*Required action:*
Each entry is to be output precisely as it appears.

Provided material START

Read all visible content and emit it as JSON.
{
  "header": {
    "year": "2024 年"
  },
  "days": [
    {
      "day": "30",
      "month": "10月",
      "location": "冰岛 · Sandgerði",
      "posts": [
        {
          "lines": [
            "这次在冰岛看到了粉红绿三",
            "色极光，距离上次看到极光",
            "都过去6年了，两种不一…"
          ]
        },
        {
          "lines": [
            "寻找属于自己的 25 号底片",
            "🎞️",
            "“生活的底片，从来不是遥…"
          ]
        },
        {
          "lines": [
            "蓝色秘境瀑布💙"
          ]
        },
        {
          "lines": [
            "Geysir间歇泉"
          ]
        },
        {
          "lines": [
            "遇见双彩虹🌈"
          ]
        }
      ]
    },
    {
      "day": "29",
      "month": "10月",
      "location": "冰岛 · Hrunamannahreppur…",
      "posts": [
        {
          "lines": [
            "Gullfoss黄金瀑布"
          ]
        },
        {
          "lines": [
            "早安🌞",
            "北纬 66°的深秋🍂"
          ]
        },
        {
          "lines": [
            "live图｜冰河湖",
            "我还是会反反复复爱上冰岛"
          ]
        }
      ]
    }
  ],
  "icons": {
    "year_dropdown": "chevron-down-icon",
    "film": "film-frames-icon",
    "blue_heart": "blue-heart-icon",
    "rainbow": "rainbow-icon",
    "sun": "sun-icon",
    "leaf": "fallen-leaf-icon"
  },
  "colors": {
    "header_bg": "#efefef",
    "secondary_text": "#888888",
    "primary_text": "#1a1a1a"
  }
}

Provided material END

*Response:*
Read all visible content and emit it as JSON.
{
  "header": {
    "year": "2024 年"
  },
  "days": [
    {
      "day": "30",
      "month": "10月",
      "location": "冰岛 · Sandgerði",
      "posts": [
        {
          "lines": [
            "这次在冰岛看到了粉红绿三",
            "色极光，距离上次看到极光",
            "都过去6年了，两种不一…"
          ]
        },
        {
          "lines": [
            "寻找属于自己的 25 号底片",
            "🎞️",
            "“生活的底片，从来不是遥…"
          ]
        },
        {
          "lines": [
            "蓝色秘境瀑布💙"
          ]
        },
        {
          "lines": [
            "Geysir间歇泉"
          ]
        },
        {
          "lines": [
            "遇见双彩虹🌈"
          ]
        }
      ]
    },
    {
      "day": "29",
      "month": "10月",
      "location": "冰岛 · Hrunamannahreppur…",
      "posts": [
        {
          "lines": [
            "Gullfoss黄金瀑布"
          ]
        },
        {
          "lines": [
            "早安🌞",
            "北纬 66°的深秋🍂"
          ]
        },
        {
          "lines": [
            "live图｜冰河湖",
            "我还是会反反复复爱上冰岛"
          ]
        }
      ]
    }
  ],
  "icons": {
    "year_dropdown": "chevron-down-icon",
    "film": "film-frames-icon",
    "blue_heart": "blue-heart-icon",
    "rainbow": "rainbow-icon",
    "sun": "sun-icon",
    "leaf": "fallen-leaf-icon"
  },
  "colors": {
    "header_bg": "#efefef",
    "secondary_text": "#888888",
    "primary_text": "#1a1a1a"
  }
}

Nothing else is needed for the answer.